All local advertisers need to be aware of election timing in their trade areas. The states that will have the first presidential primaries or caucuses are Iowa, New Hampshire, South Carolina and Nevada, which will all be held in February. Super Tuesday is March 3rd and will encompass 14 states, including California for the first time.
The earliest 2020 state (non-presidential) primaries are held on March 3rd and the latest are in mid-September. June and August are the busiest months for state primaries. Some states have two primary windows – a presidential primary window, and a state primary window. As mentioned earlier, primary windows open 45 days prior to the election date. Of the five expected toss-up states (AZ, FL, NC, PA, WI), three of the five will have two primaries during the 2020 cycle.
- Arizona’s presidential primary is March 17, and the state primary is August 4
- Florida’s presidential primary is March 17, and the state primary is August 18
- Wisconsin’s presidential primary is April 7, and the state primary is August 11
- North Carolina’s presidential and state primaries are March 3, with potential state primary runoff elections on April 21 and May 12
- Pennsylvania’s presidential and state primaries are both on April 28
The National Conference of State Legislatures (NCSL) provides a full list of 2020 State and Presidential Primary Election Dates.
MITIGATING THE IMPACT OF A HEAVY POLITICAL SEASON ON TV PLANNING AND BUYING
The following steps can be used by advertisers to lessen the impact of political ad spending on TV:
- Avoid political windows whenever possible, particularly during the later parts of each political window, when political ads account for a larger percentage of commercial activity in key dayparts/programs.
- Understand the markets and timing by using the tools linked in this paper. The TVB will continue to update their information as primaries move and candidates’ positions in the market change, so check the status often.
- Buy early and plan for pre-emptions. Early buying will help to manage rate increases and best maintain planned schedules. Prepare a plan for identifying acceptable makegoods and allowing for spot movement outside of the originally intended on-air weeks.
- Limit the use of news programming (early morning, early news, late news) as well as cable news networks (CNN, FOX News and MSNBC). These dayparts and networks will be heavily impacted by political spending. Consider that over half of all spots in news dayparts will be political, even though local news represents only a fraction of overall programming.

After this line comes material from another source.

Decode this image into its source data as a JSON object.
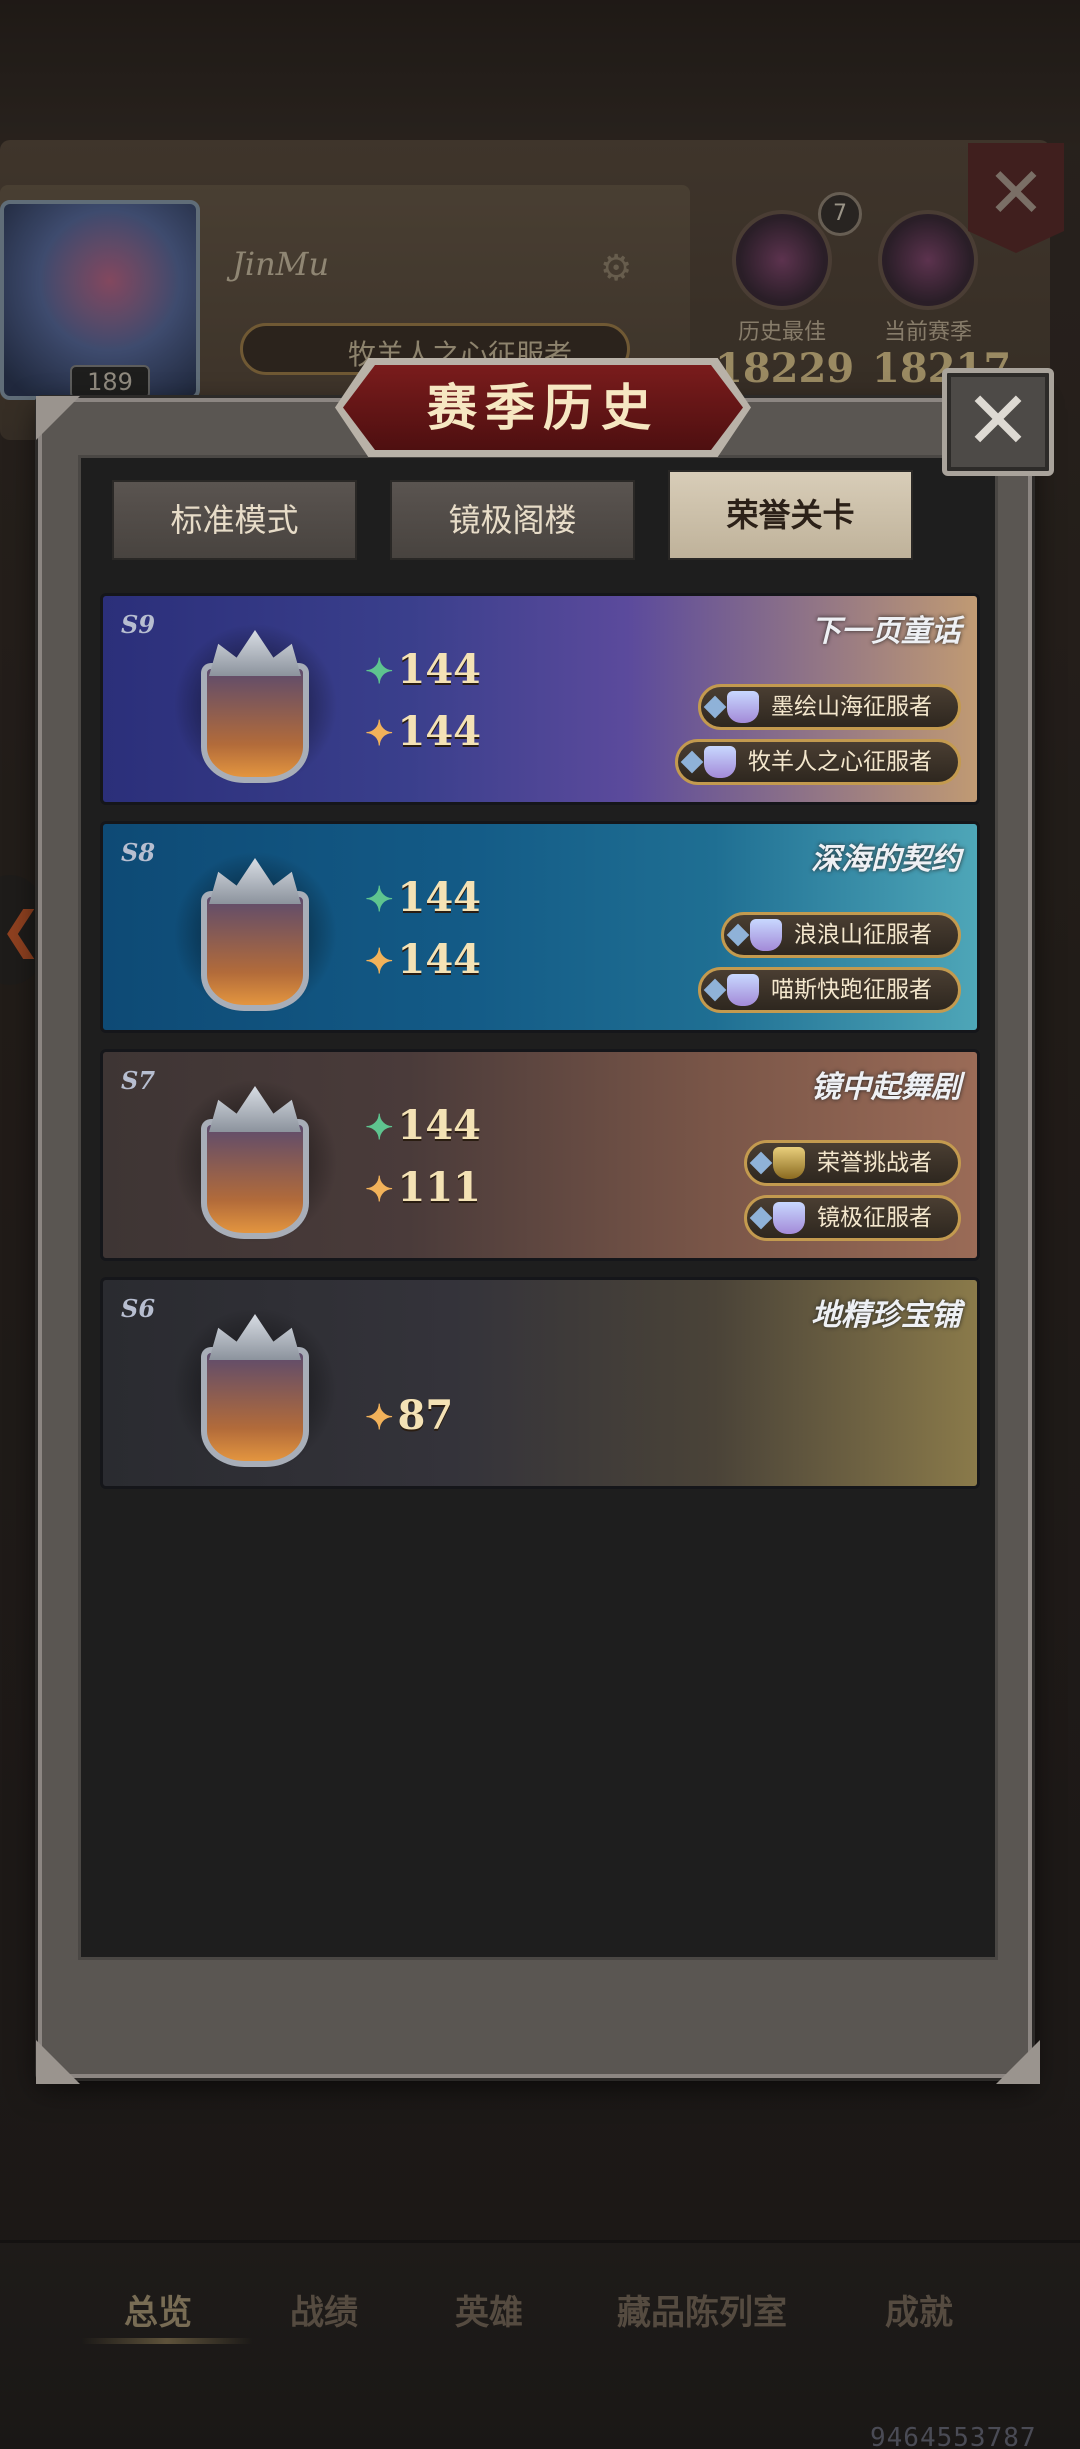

- Consider alternative video solutions, including CTV/OTT, which will see lighter impact than spot TV. These publishers and video providers are working now to increase scale. Consider (and monitor) commercial pods that are typically smaller than those on traditional TV.
Other options beyond broadcast TV and cable:

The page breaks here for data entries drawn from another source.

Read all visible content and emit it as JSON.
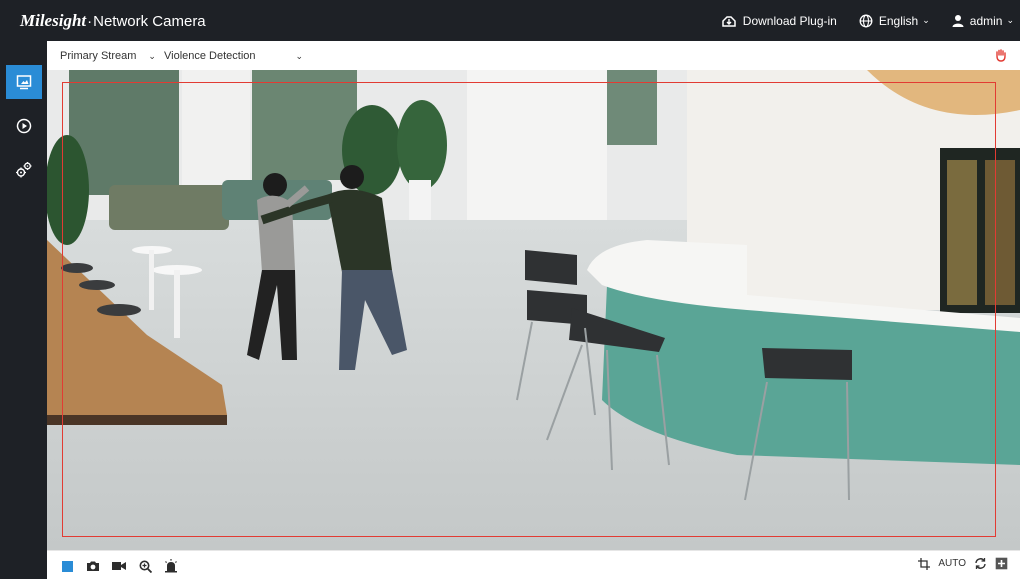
{
  "header": {
    "brand": "Milesight",
    "title": "Network Camera",
    "download_label": "Download Plug-in",
    "language": "English",
    "user": "admin"
  },
  "sidebar": {
    "items": [
      {
        "icon": "live-view-icon",
        "active": true
      },
      {
        "icon": "playback-icon",
        "active": false
      },
      {
        "icon": "settings-gears-icon",
        "active": false
      }
    ]
  },
  "stream": {
    "stream_type": "Primary Stream",
    "detection_mode": "Violence Detection"
  },
  "toolbar": {
    "left_icons": [
      "stop-icon",
      "snapshot-icon",
      "record-icon",
      "zoom-icon",
      "alarm-icon"
    ],
    "zoom_mode": "AUTO"
  },
  "colors": {
    "topbar": "#1e2126",
    "accent": "#2a8cd6",
    "roi_border": "#e23b33"
  }
}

- Hulu does accept political ads, however they are not regulated like linear TV, so they do not preempt and will not be extending ad breaks. All pods on Hulu will stay 90 seconds long and when ads are booked, inventory is guaranteed. Again, early placement is recommended.

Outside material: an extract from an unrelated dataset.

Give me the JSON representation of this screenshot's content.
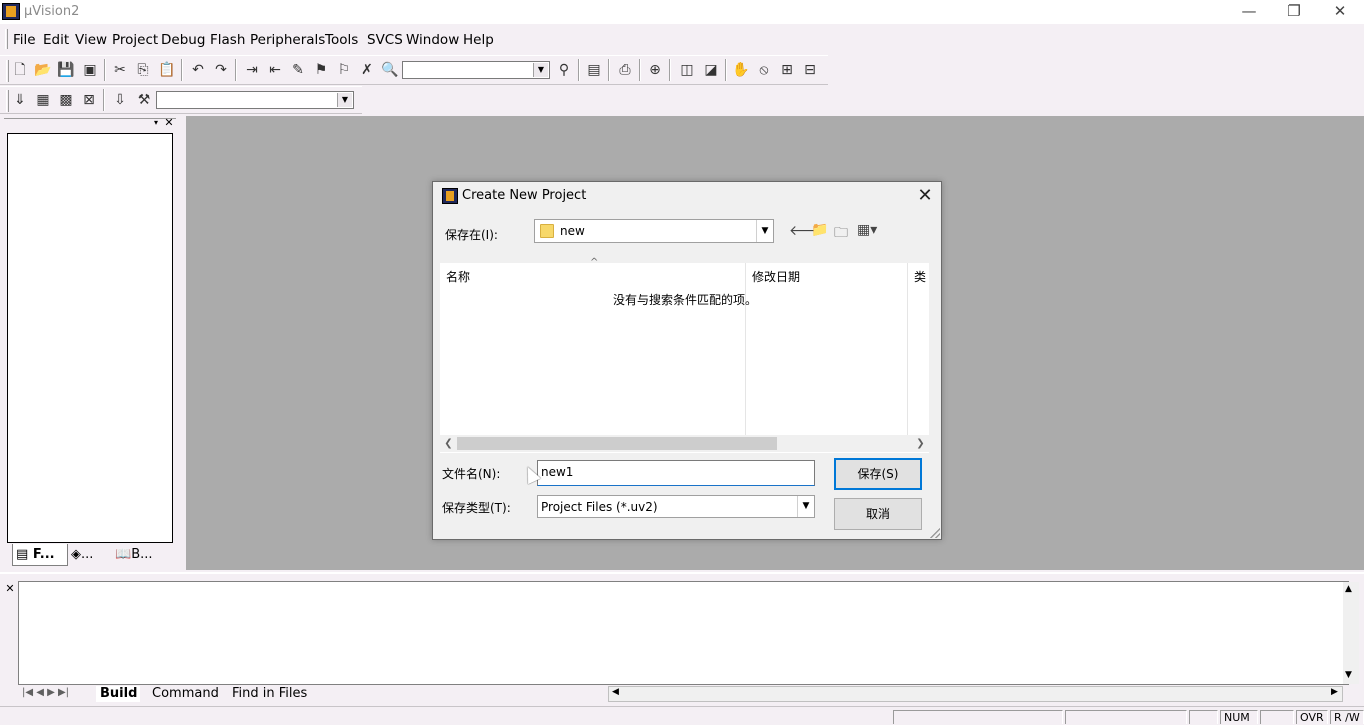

- Movie theater video venues do not accept political or issue advertising. This video offering can be compared with premium/primetime TV.
- Radio, including streaming audio, experiences less stress on inventory compared to TV, with the exception being News/Talk and Urban formats. Pandora has no plans currently to increase spot load (one or two spots per pod for audio) or charge premiums to engage. They do accept political advertising, so book early.
- Newspaper (both print and digital) readership may be more attentive during the election cycle as voters turn to strong editorial voices, so this is a good option for older targets.